BEGIN

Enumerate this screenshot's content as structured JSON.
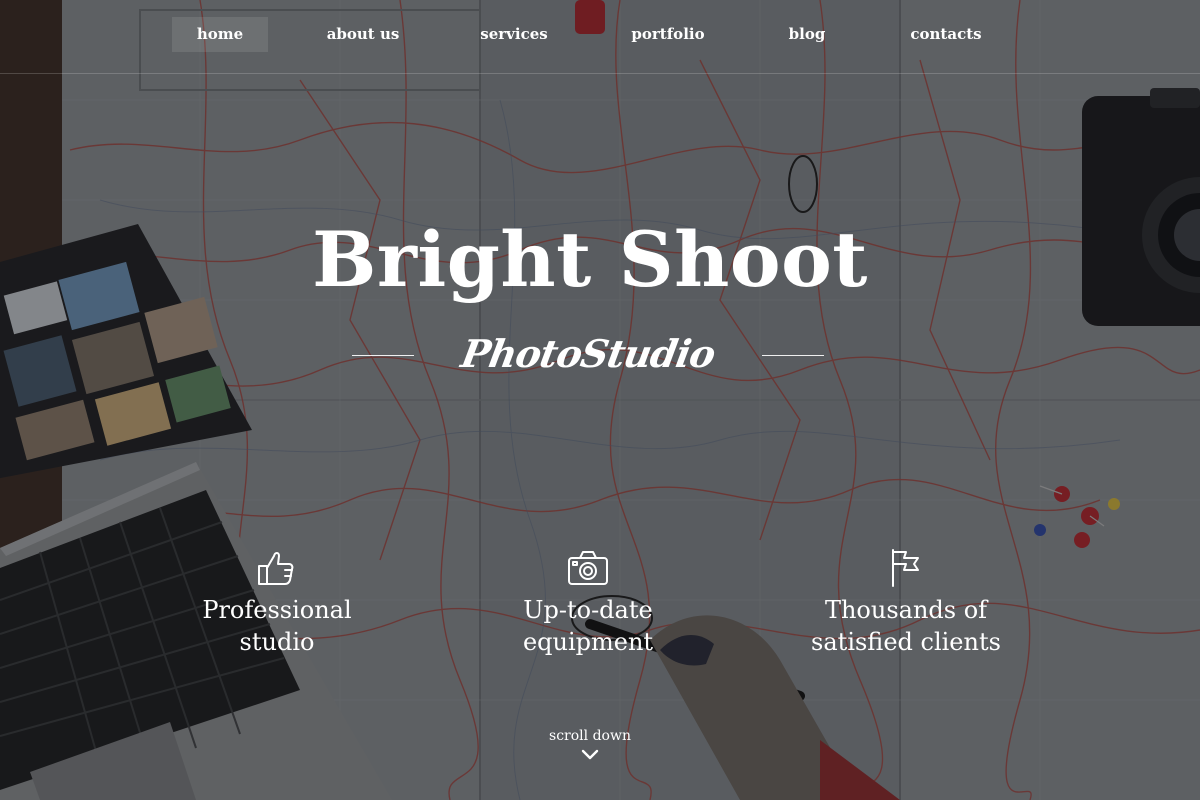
{
  "nav": {
    "items": [
      {
        "label": "home",
        "active": true
      },
      {
        "label": "about us",
        "active": false
      },
      {
        "label": "services",
        "active": false
      },
      {
        "label": "portfolio",
        "active": false
      },
      {
        "label": "blog",
        "active": false
      },
      {
        "label": "contacts",
        "active": false
      }
    ]
  },
  "hero": {
    "title": "Bright Shoot",
    "subtitle": "PhotoStudio"
  },
  "features": [
    {
      "icon": "thumbs-up-icon",
      "label": "Professional\nstudio"
    },
    {
      "icon": "camera-icon",
      "label": "Up-to-date\nequipment"
    },
    {
      "icon": "flag-icon",
      "label": "Thousands of\nsatisfied clients"
    }
  ],
  "scroll": {
    "label": "scroll down",
    "icon": "chevron-down-icon"
  },
  "colors": {
    "text": "#ffffff",
    "overlay": "#121316",
    "map_paper": "#8f9498",
    "map_roads": "#b3413a"
  }
}
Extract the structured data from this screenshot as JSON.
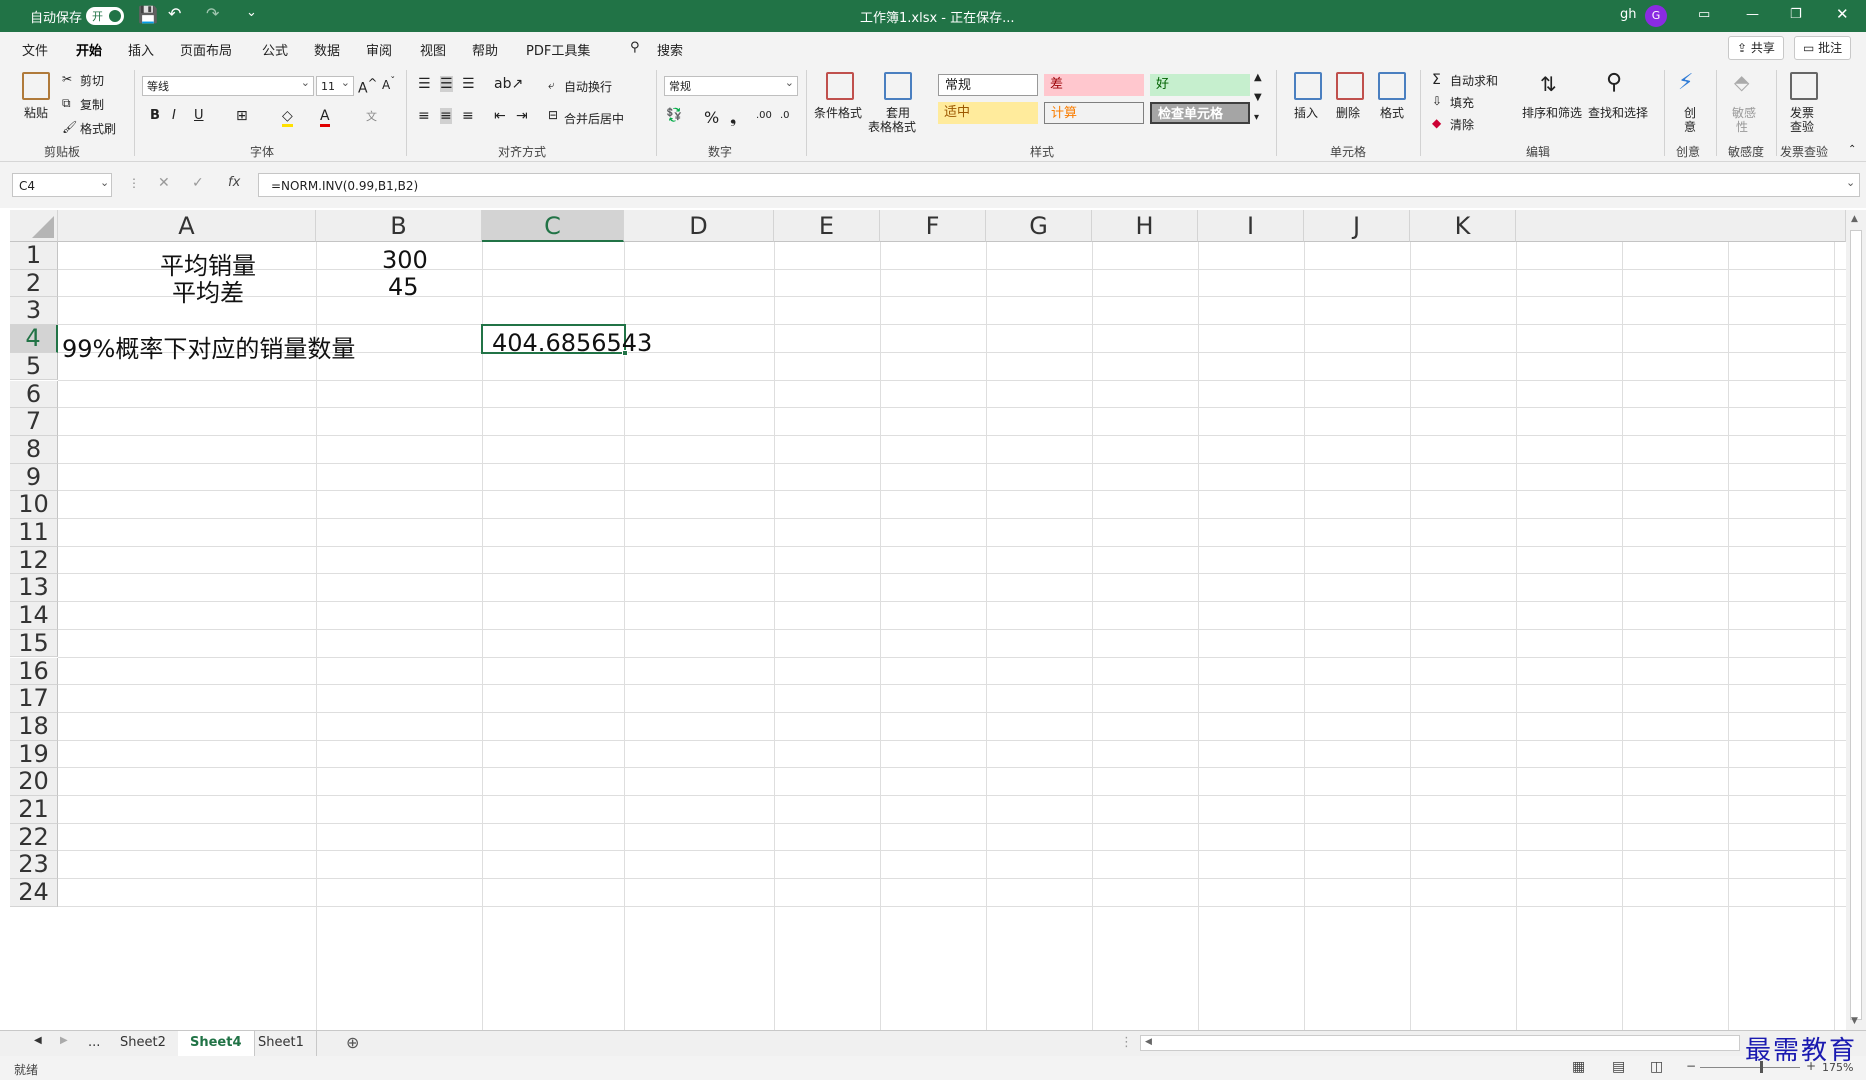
{
  "title_bar": {
    "autosave_label": "自动保存",
    "autosave_state": "开",
    "doc_title": "工作簿1.xlsx - 正在保存...",
    "user_name": "gh",
    "avatar_initial": "G"
  },
  "menu": {
    "tabs": [
      "文件",
      "开始",
      "插入",
      "页面布局",
      "公式",
      "数据",
      "审阅",
      "视图",
      "帮助",
      "PDF工具集"
    ],
    "active_tab": "开始",
    "search_label": "搜索",
    "share_label": "共享",
    "comments_label": "批注"
  },
  "ribbon": {
    "clipboard": {
      "paste": "粘贴",
      "cut": "剪切",
      "copy": "复制",
      "format_painter": "格式刷",
      "group": "剪贴板"
    },
    "font": {
      "font_name": "等线",
      "font_size": "11",
      "group": "字体"
    },
    "alignment": {
      "wrap_text": "自动换行",
      "merge_center": "合并后居中",
      "group": "对齐方式"
    },
    "number": {
      "format": "常规",
      "group": "数字"
    },
    "styles": {
      "conditional_format": "条件格式",
      "table_format_1": "套用",
      "table_format_2": "表格格式",
      "normal": "常规",
      "bad": "差",
      "good": "好",
      "neutral": "适中",
      "calculation": "计算",
      "check_cell": "检查单元格",
      "group": "样式"
    },
    "cells": {
      "insert": "插入",
      "delete": "删除",
      "format": "格式",
      "group": "单元格"
    },
    "editing": {
      "autosum": "自动求和",
      "fill": "填充",
      "clear": "清除",
      "sort_filter": "排序和筛选",
      "find_select": "查找和选择",
      "group": "编辑"
    },
    "ideas": {
      "label_1": "创",
      "label_2": "意",
      "group": "创意"
    },
    "sensitivity": {
      "label_1": "敏感",
      "label_2": "性",
      "group": "敏感度"
    },
    "invoice": {
      "label_1": "发票",
      "label_2": "查验",
      "group": "发票查验"
    }
  },
  "formula_bar": {
    "name_box": "C4",
    "formula": "=NORM.INV(0.99,B1,B2)"
  },
  "grid": {
    "columns": [
      "A",
      "B",
      "C",
      "D",
      "E",
      "F",
      "G",
      "H",
      "I",
      "J",
      "K"
    ],
    "selected_column": "C",
    "rows": [
      "1",
      "2",
      "3",
      "4",
      "5",
      "6",
      "7",
      "8",
      "9",
      "10",
      "11",
      "12",
      "13",
      "14",
      "15",
      "16",
      "17",
      "18",
      "19",
      "20",
      "21",
      "22",
      "23",
      "24"
    ],
    "selected_row": "4",
    "cells": {
      "A1": "平均销量",
      "B1": "300",
      "A2": "平均差",
      "B2": "45",
      "A4": "99%概率下对应的销量数量",
      "C4": "404.6856543"
    }
  },
  "sheets": {
    "more": "...",
    "tabs": [
      "Sheet2",
      "Sheet4",
      "Sheet1"
    ],
    "active": "Sheet4"
  },
  "status": {
    "ready": "就绪",
    "zoom": "175%"
  },
  "watermark": "最需教育"
}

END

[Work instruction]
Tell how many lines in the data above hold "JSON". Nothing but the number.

[Your response]
2